Mexican traffic authorities really weren’t messing around with these. There were two general types—the first type was approximately twice the size of a normal US speed bump, and caused the poor little Gol to fight its way up before dropping us down the other side. The other type seems to be large, metal domes sticking up from the pavement, seemingly meant less for tossing your car in the air if you are going too fast and more for attempting to batter you to death using your own vehicle as the weapon. We quickly devised a system of the person in the passenger seat calling out a warning of approaching bumps, but there were still a number of sudden bumps that filled the drive with ample opportunity to test out those shiny new Spanish swear words I was learning and to explain the poor condition of the car’s shocks.
There was an exception to these problems, which came up when we decided to check out the nearby Mayan ruins of Muyil, which were in a significantly less-developed area than Playa Del Carmen. After we passed through Tulum, the route changed from a four-lane divided road to a two-lane highway with wide shoulders, where speed disputes were solved by the simple method of the slower car pulling to the right to let the faster car past. We passed through a few smaller towns, where the more obvious businesses seemed poised to capitalize on vacation-goers, usually selling woven goods.
Plus, of course, there were many that appeared to be selling piles of gravel and dirt.
When it comes time to fill the tank, your first inclination will mostly likely be to check the signs at local gas stations to see where they sell the cheapest gas. However, then you pass a Pemex gas station, and there are no prices listed. “Huh,” you think as you continue driving, “I guess I just missed the sign. I will stop at the next one.” However, as you see the next gas station (another Pemex, by golly), you will notice that no, you hadn’t missed the sign–there just wasn’t one. The reason why is very simple: there aren’t other gas stations, and all of them will have the same price.
Each Pemex station is owned by the Mexican government, which consolidated all oil and gas companies into one monstrous company back in the 1930s. Some sites warn you to keep an eye out for scams such as not zeroing the pump, but we filled up at the airport, where a lot of commercial drivers go through, so it went fine.
The Weird Thing
There was one thing that you saw wherever you drove, though: Volkswagen Beetles. And these aren’t like your round little ladybug cars or that new style—the old style, first introduced all the way back in 1936.
Seriously, they were everywhere—you glance into a bodega parking lot, there’s a Beetle;
You drive through a rural town, there is a Beetle;
You happen to glance across the street, and there’s even a Beetle modified to be a truck.
In short, I found out why after I came back—it turns out that Volkswagen had still been producing the Beetle in Mexico in its hump-backed configuration all the way up until 2003, with the Mexico City government declaring the car the official taxi of the capital city. Plus, since for years the Mexican auto industry has been depressed, the Beetle has just happened to be one of the most affordable car options, while having the added bonus of being inexpensive to maintain, repair, and modify while keeping up good fuel efficiency.

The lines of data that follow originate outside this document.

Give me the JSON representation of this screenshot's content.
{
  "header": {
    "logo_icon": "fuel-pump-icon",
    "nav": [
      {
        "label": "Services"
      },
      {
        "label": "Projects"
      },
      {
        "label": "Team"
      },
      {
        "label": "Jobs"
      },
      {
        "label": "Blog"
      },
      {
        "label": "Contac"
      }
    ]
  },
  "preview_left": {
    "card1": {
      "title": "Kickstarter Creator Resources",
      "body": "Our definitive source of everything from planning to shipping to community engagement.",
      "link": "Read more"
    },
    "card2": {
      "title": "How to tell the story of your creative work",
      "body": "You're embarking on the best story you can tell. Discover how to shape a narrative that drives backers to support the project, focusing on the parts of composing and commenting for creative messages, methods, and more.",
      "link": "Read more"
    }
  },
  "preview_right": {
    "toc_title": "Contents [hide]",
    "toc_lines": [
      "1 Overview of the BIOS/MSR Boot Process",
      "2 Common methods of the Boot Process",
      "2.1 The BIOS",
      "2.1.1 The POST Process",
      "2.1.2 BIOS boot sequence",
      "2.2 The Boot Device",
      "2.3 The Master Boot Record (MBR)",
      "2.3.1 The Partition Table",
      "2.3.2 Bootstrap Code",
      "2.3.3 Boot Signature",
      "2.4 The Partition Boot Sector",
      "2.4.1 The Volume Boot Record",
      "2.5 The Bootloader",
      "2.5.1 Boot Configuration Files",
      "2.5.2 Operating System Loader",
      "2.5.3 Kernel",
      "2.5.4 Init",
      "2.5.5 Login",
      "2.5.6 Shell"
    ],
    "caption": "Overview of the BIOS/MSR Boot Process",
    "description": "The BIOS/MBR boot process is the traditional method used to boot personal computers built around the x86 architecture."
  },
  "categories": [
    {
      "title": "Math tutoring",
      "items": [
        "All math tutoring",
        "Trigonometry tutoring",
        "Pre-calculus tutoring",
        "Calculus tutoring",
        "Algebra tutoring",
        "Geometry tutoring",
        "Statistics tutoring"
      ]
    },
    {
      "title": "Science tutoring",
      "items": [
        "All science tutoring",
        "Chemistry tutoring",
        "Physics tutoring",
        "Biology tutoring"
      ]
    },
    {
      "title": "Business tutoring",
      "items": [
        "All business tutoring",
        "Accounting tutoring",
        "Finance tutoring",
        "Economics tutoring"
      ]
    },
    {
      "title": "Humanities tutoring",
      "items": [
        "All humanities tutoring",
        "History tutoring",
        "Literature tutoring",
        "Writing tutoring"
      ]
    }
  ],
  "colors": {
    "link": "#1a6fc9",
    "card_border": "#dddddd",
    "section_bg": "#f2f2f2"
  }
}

When we finally landed back in Columbus and made it back to our car, from a driving perspective it was a real relief (the vacation itself was awesome and I would definitely do it again). In our (comparatively) thickly-padded sedan, we cruised safely onto the bump-free highway with only one speed limit, where we were almost immediately cut off by some halfwit in a jacked-up pickup truck who refused to enter the highway behind us, despite the fact that it was about 11pm and the only other car on the highway was a fast-vanishing red blip in the distance. I guess some things are the same no matter where you go.
Why Must I Share the Road With Idiots? Allow me to tell you the tale of the drunk/high lady who blocked me in